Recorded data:
· · · · ·

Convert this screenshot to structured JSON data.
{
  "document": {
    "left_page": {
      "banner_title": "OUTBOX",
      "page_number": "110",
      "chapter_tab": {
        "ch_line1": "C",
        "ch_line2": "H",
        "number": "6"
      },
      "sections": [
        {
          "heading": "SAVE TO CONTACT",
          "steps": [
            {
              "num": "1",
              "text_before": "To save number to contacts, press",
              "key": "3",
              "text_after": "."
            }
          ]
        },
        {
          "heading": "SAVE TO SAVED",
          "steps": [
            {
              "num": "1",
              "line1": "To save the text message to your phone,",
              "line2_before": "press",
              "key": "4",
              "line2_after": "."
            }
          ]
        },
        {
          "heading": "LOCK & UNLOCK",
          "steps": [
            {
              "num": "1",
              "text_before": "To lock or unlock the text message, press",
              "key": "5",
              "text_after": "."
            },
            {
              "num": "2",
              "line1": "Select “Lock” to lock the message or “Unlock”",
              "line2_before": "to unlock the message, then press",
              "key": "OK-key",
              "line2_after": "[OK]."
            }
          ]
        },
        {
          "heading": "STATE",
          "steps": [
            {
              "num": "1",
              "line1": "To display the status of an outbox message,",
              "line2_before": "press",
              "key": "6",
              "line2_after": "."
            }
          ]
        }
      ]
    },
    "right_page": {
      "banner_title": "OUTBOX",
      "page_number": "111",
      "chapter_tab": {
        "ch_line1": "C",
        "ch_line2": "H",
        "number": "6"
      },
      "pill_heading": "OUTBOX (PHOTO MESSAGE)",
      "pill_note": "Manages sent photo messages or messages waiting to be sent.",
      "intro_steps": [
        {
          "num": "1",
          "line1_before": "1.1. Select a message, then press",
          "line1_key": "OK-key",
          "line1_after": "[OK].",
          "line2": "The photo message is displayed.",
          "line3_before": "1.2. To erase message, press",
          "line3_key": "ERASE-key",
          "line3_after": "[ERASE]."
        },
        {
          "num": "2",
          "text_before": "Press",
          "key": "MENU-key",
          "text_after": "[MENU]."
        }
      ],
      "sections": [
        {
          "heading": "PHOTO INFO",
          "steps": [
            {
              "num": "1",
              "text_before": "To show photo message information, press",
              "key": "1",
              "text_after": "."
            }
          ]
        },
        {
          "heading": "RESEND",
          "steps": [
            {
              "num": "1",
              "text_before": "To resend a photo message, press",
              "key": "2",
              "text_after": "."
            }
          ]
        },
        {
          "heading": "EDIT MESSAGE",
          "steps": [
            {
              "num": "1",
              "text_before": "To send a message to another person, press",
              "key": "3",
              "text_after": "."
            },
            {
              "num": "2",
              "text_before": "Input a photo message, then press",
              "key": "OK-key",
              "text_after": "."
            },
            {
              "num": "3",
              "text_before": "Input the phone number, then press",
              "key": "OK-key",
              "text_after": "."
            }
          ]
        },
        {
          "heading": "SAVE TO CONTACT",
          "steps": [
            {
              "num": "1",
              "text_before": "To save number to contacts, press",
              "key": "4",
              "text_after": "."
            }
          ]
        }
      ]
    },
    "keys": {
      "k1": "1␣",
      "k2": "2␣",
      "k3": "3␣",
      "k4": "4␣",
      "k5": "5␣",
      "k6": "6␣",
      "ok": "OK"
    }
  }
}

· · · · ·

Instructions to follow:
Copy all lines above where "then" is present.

Answer to this task:
              "line2_before": "to unlock the message, then press",
          "line1_before": "1.1. Select a message, then press",
              "text_before": "Input a photo message, then press",
              "text_before": "Input the phone number, then press",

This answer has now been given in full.